Times editors deplore it. So do Tyszka and Macano. He'll "leave behind a country plagued by problems," they claim. Americans wish they had similar ones.
Don't expect Times editors or contributors to explain. According to Tyszka and Macano, "absence might be just what Hugo Chavez needs to save him from his own failure. Myths survive only when they rise above the miseries of reality."
Times editors have to explain why this type rubbish gets published. All the news fit to print is verboten. The record of the newspaper of record is self-explanatory. It's deplorable.
It substitutes managed news misinformation for truth. It prioritizes imperial and corporate interests. It spurns populist ones. It ignores Western social decay. It targets leaders for doing the right thing.
Chavez and likeminded ones shame the American way. It never was beautiful and isn't now. Don't expect Times editors or contributors to explain.
Eva Golinger interviewed Venezuelan Vice President Nicolas Maduro. She did so for Russia Today's Behind the News.
Chavez designed a Plan of the Nation, he said. It has "five historic objectives." It prioritizes "real democracy." It follows Simon Bolivar's model.
It "balance(s) respect for our region and the right to development in a world at the time of empires deeply aggressive, with great military powers."
It calls for building a "multicenter multipolar world, a world without empires." Lots more needs to be done, said Maduro. Forming strategic alliances, ending colonialism, and preventing US hegemonic control matter. So does defeating poverty.
Venezuela made great strides under Chavez. So much was accomplished in a short time. Many challenges remain.
Maduro discussed internal debate about Chavez's absence. He was popularly reelected overwhelmingly.
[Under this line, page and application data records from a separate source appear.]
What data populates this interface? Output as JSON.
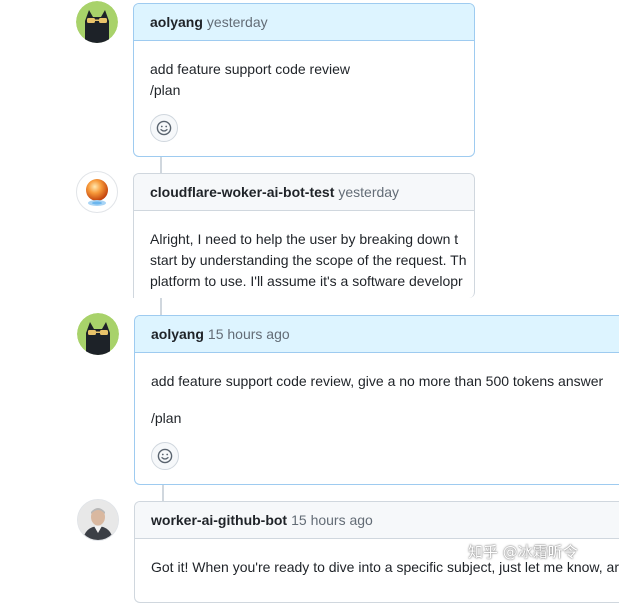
{
  "comments": [
    {
      "author": "aolyang",
      "time": "yesterday",
      "avatar": "sunglasses-cat-avatar",
      "lines": [
        "add feature support code review",
        "/plan"
      ]
    },
    {
      "author": "cloudflare-woker-ai-bot-test",
      "time": "yesterday",
      "avatar": "orange-sphere-avatar",
      "lines": [
        "Alright, I need to help the user by breaking down t",
        "start by understanding the scope of the request. Th",
        "platform to use. I'll assume it's a software developr"
      ]
    },
    {
      "author": "aolyang",
      "time": "15 hours ago",
      "avatar": "sunglasses-cat-avatar",
      "lines": [
        "add feature support code review, give a no more than 500 tokens answer",
        "",
        "/plan"
      ]
    },
    {
      "author": "worker-ai-github-bot",
      "time": "15 hours ago",
      "avatar": "person-photo-avatar",
      "lines": [
        "Got it! When you're ready to dive into a specific subject, just let me know, ar"
      ]
    }
  ],
  "watermark": "知乎 @冰霜听令",
  "colors": {
    "own_header_bg": "#ddf4ff",
    "own_border": "#9ecbf0",
    "other_header_bg": "#f6f8fa",
    "border": "#d0d7de",
    "muted_text": "#636c76"
  }
}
The will of the people matters. "Venezuela has a (duly constituted) government."
"In any case, this is a debate already settled." Bolivarianism "won 17 elections in 14 years." It has "greater legitimacy" now than earlier.